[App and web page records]
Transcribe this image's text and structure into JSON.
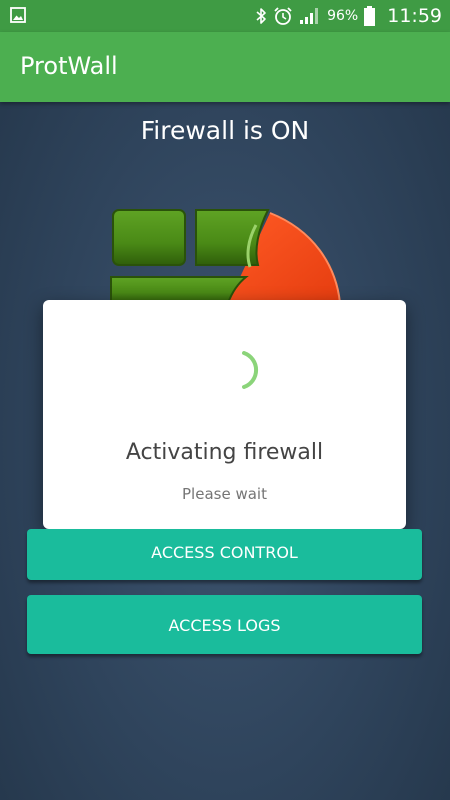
{
  "status_bar": {
    "battery_percent": "96%",
    "time": "11:59",
    "icons": [
      "gallery-icon",
      "bluetooth-icon",
      "alarm-icon",
      "signal-icon",
      "battery-icon"
    ]
  },
  "app": {
    "title": "ProtWall"
  },
  "main": {
    "firewall_status": "Firewall is ON"
  },
  "dialog": {
    "title": "Activating firewall",
    "subtitle": "Please wait"
  },
  "buttons": {
    "access_control": "ACCESS CONTROL",
    "access_logs": "ACCESS LOGS"
  },
  "colors": {
    "status_bar": "#3f9b44",
    "app_bar": "#4caf50",
    "button": "#1abc9c",
    "background": "#2f445c",
    "spinner": "#8bd47a",
    "brick_green": "#4e8f18",
    "shield_red": "#f04a1c"
  }
}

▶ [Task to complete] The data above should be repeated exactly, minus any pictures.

▶ [Task result]
Transcribe this image's text and structure into JSON.
{
  "status_bar": {
    "battery_percent": "96%",
    "time": "11:59",
    "icons": [
      "gallery-icon",
      "bluetooth-icon",
      "alarm-icon",
      "signal-icon",
      "battery-icon"
    ]
  },
  "app": {
    "title": "ProtWall"
  },
  "main": {
    "firewall_status": "Firewall is ON"
  },
  "dialog": {
    "title": "Activating firewall",
    "subtitle": "Please wait"
  },
  "buttons": {
    "access_control": "ACCESS CONTROL",
    "access_logs": "ACCESS LOGS"
  },
  "colors": {
    "status_bar": "#3f9b44",
    "app_bar": "#4caf50",
    "button": "#1abc9c",
    "background": "#2f445c",
    "spinner": "#8bd47a",
    "brick_green": "#4e8f18",
    "shield_red": "#f04a1c"
  }
}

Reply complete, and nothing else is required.